## [WORK REQUEST]
Please say how many lines of the entries below contain the word "概算約定代金", and leave out everything else.

========================================================================

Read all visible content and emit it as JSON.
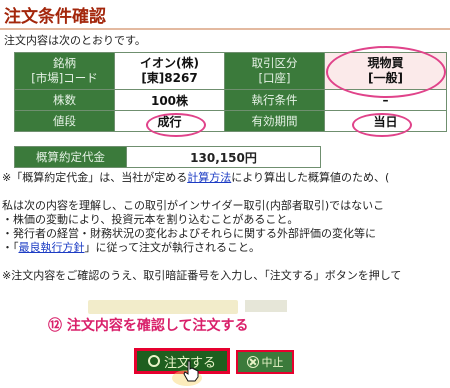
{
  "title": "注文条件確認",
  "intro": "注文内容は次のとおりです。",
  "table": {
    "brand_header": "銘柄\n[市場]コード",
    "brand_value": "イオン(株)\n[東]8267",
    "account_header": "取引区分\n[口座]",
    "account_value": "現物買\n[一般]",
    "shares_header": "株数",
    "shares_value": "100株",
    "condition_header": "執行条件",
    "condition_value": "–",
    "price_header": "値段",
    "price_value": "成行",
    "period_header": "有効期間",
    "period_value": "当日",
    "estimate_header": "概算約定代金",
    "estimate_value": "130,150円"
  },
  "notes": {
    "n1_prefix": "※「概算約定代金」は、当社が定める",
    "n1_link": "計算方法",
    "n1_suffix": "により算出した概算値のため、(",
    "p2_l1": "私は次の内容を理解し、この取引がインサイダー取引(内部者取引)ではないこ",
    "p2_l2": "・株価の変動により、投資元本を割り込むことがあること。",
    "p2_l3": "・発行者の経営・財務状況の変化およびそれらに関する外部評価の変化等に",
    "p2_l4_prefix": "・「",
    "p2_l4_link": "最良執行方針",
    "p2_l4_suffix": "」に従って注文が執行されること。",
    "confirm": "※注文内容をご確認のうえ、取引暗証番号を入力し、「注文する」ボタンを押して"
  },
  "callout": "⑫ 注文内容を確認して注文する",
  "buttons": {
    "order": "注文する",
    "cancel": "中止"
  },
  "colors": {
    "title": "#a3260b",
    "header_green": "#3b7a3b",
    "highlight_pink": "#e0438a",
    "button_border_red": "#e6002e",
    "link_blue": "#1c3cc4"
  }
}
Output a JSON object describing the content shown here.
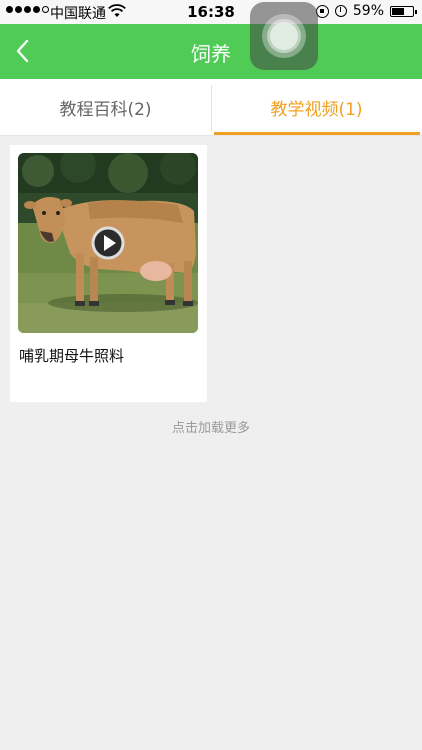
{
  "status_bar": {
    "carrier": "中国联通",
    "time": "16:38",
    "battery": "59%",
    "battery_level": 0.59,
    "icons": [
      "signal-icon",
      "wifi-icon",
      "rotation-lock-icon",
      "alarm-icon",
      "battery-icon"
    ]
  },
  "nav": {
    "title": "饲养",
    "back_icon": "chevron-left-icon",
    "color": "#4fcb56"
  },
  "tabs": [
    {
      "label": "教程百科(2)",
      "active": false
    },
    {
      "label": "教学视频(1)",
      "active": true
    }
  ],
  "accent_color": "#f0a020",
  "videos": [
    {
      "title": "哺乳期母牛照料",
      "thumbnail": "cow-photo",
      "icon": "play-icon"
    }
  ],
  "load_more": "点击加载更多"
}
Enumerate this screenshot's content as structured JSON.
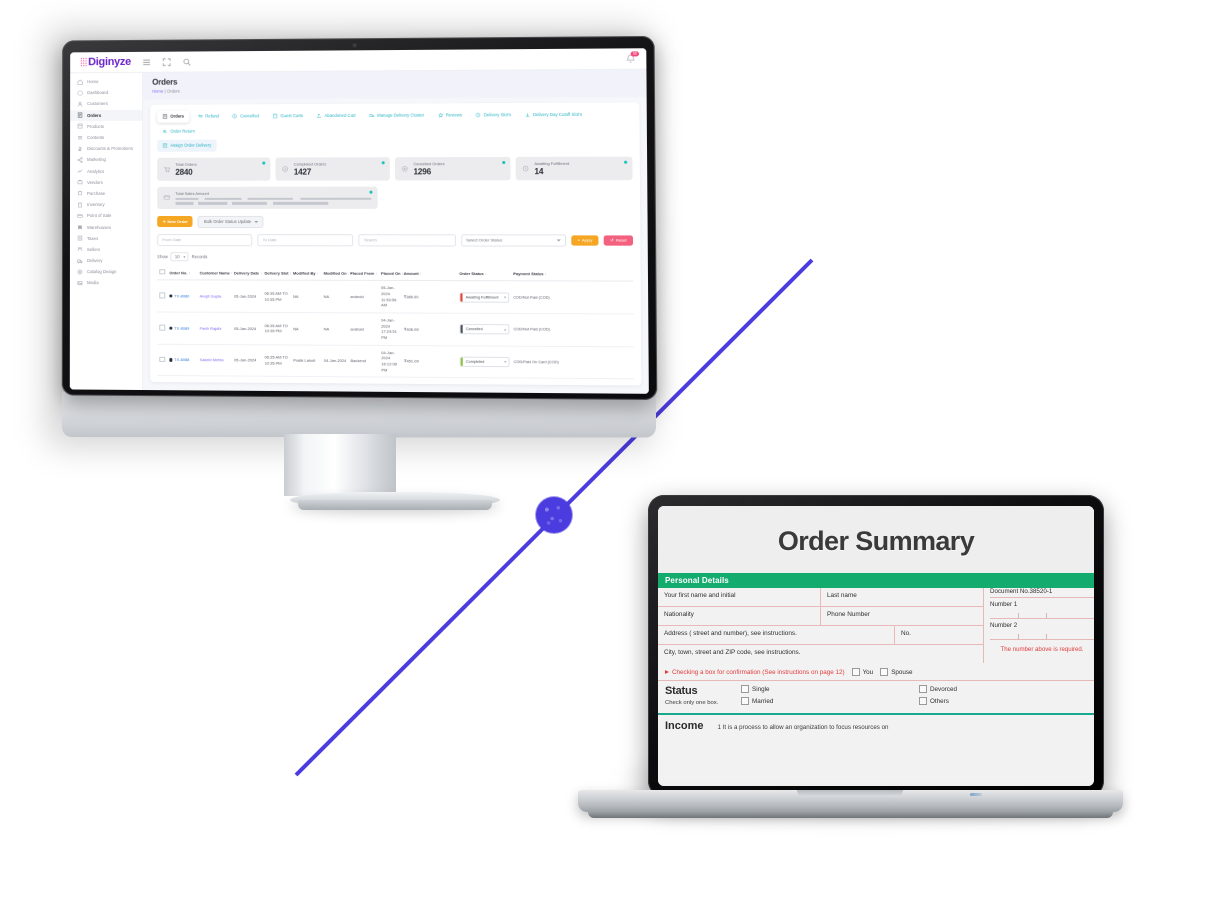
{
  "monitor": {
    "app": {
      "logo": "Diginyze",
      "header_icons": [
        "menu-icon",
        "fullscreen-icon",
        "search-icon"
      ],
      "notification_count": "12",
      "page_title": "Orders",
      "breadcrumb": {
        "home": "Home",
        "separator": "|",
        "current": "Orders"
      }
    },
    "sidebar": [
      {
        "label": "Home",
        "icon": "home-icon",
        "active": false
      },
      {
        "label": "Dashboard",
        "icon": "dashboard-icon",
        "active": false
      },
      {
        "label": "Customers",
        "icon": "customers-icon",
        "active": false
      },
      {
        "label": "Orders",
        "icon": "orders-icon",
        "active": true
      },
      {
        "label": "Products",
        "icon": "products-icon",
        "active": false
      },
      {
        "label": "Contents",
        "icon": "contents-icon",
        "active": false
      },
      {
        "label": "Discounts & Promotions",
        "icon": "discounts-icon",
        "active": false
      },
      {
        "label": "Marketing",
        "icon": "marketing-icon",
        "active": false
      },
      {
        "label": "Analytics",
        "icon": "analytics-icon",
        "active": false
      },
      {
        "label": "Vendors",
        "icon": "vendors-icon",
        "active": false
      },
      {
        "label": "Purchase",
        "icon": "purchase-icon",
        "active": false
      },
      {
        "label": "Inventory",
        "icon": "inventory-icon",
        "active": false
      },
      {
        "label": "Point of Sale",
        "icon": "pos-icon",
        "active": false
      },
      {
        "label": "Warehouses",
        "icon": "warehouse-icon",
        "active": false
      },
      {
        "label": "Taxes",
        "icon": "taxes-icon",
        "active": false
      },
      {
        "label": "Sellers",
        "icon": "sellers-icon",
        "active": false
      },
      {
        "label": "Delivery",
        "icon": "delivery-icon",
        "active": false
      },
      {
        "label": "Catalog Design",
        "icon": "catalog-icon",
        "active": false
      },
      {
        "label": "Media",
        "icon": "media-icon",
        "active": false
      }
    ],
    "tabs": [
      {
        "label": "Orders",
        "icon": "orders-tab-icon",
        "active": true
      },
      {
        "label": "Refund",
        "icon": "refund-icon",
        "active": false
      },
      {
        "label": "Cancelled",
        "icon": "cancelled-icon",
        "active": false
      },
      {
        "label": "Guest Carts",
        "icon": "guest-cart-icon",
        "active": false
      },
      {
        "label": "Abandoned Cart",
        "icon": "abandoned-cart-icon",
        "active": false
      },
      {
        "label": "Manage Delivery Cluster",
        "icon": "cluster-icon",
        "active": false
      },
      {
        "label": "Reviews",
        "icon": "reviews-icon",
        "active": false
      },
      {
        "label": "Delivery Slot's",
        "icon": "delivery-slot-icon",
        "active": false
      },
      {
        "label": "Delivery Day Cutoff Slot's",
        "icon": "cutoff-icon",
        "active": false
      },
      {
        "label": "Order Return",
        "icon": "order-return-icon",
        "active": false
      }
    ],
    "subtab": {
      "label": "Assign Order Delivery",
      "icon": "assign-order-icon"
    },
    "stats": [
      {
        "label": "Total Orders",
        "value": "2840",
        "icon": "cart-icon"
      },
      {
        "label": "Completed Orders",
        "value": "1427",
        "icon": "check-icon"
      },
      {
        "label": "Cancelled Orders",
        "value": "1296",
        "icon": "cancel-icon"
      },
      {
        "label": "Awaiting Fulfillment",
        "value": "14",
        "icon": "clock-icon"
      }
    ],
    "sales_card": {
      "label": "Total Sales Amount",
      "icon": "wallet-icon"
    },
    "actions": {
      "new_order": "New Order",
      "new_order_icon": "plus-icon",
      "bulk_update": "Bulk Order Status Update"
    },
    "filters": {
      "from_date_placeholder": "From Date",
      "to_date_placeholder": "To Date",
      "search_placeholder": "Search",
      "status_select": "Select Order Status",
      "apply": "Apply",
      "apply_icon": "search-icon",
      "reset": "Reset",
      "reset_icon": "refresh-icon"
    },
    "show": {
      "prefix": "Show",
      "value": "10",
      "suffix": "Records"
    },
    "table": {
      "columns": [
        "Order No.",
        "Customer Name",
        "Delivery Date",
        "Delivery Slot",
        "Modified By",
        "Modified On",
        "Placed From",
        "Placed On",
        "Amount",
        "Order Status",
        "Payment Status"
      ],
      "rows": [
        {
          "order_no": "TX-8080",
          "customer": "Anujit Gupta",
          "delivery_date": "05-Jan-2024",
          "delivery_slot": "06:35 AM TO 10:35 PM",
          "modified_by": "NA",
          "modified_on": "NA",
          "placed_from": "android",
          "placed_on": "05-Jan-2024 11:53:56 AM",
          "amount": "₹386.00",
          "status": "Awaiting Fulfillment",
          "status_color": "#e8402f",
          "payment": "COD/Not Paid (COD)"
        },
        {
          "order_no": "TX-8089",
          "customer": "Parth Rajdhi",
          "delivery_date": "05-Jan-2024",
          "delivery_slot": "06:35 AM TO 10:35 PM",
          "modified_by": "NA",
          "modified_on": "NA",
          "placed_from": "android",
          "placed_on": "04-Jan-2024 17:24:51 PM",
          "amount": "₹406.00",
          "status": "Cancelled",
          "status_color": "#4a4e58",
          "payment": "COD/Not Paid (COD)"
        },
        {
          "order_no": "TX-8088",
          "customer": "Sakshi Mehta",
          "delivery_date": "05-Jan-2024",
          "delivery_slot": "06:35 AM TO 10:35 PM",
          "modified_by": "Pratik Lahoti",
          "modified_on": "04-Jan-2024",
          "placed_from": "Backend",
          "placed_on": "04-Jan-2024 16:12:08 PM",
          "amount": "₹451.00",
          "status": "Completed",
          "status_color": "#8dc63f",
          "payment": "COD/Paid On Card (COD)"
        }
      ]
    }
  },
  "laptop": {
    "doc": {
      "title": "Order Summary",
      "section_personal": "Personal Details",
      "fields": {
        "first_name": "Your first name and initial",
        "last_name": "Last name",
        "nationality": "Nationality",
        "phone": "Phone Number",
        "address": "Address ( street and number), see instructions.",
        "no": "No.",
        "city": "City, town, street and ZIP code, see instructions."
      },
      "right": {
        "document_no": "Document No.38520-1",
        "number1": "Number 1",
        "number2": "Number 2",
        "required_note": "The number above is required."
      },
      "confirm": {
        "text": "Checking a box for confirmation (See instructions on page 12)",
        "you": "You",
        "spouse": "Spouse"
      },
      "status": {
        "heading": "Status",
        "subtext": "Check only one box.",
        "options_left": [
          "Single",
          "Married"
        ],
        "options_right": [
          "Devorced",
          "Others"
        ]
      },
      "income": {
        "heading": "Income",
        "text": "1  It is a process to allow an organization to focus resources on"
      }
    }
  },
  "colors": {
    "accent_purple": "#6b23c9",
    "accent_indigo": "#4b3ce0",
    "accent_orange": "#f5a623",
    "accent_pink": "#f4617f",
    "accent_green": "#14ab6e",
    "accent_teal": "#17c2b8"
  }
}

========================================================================

## [WRITTEN RESPONSE]
2